[Website and app data records]
┌────────
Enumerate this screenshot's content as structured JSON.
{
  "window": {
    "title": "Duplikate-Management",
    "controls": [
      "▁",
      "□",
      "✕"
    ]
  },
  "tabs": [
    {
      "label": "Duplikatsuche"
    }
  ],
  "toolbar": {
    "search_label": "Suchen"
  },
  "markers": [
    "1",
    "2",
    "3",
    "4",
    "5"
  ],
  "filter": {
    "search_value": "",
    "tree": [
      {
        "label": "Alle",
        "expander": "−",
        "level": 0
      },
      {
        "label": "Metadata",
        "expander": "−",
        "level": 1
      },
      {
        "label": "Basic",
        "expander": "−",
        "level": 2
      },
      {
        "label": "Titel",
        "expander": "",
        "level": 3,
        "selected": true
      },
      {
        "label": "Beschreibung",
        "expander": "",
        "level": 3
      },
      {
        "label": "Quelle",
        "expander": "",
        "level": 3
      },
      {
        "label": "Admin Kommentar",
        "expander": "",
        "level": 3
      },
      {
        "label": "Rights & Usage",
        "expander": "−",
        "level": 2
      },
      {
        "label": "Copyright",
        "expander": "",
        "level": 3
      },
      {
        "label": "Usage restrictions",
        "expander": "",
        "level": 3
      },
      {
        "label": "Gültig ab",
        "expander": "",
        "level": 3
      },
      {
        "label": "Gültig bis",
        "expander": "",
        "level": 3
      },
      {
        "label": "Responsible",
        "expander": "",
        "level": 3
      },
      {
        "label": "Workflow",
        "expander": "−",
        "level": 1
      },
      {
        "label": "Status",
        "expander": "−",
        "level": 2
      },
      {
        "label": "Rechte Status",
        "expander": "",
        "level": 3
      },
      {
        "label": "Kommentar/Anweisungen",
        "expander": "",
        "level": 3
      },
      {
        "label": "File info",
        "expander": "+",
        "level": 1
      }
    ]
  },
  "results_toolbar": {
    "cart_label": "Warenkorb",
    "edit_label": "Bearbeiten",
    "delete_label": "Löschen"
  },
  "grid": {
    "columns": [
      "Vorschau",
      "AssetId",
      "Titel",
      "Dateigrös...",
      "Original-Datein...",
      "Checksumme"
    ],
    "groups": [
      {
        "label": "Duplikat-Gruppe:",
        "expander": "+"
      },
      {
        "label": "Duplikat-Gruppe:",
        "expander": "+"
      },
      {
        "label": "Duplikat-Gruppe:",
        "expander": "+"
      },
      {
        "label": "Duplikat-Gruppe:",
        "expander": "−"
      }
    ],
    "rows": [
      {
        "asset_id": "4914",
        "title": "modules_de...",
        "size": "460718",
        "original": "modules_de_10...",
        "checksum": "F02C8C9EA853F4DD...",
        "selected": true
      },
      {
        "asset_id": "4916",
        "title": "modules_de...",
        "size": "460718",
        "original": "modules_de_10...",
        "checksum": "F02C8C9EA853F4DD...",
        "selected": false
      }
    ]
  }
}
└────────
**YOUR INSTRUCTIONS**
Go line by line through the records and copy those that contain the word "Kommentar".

**ANSWER SECTION**
        "label": "Admin Kommentar",
        "label": "Kommentar/Anweisungen",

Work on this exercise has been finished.